(Beginning of DATASET CONTENT)

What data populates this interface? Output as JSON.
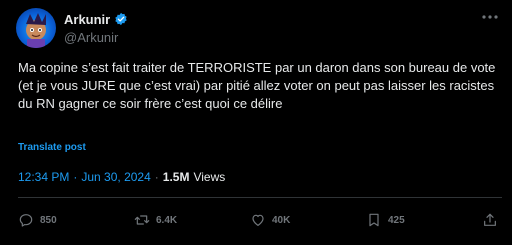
{
  "author": {
    "display_name": "Arkunir",
    "handle": "@Arkunir",
    "verified_color": "#1d9bf0",
    "avatar_icon": "character-avatar"
  },
  "tweet": {
    "text": "Ma copine s’est fait traiter de TERRORISTE par un daron dans son bureau de vote (et je vous JURE que c’est vrai) par pitié allez voter on peut pas laisser les racistes du RN gagner ce soir frère c’est quoi ce délire",
    "translate_label": "Translate post"
  },
  "meta": {
    "time": "12:34 PM",
    "separator": "·",
    "date": "Jun 30, 2024",
    "views_count": "1.5M",
    "views_label": "Views"
  },
  "actions": {
    "reply_count": "850",
    "repost_count": "6.4K",
    "like_count": "40K",
    "bookmark_count": "425"
  },
  "colors": {
    "background": "#000000",
    "text": "#e7e9ea",
    "muted": "#71767b",
    "accent": "#1d9bf0",
    "divider": "#2f3336"
  }
}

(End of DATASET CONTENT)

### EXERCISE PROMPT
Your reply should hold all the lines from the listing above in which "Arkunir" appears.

### REPLY
    "display_name": "Arkunir",
    "handle": "@Arkunir",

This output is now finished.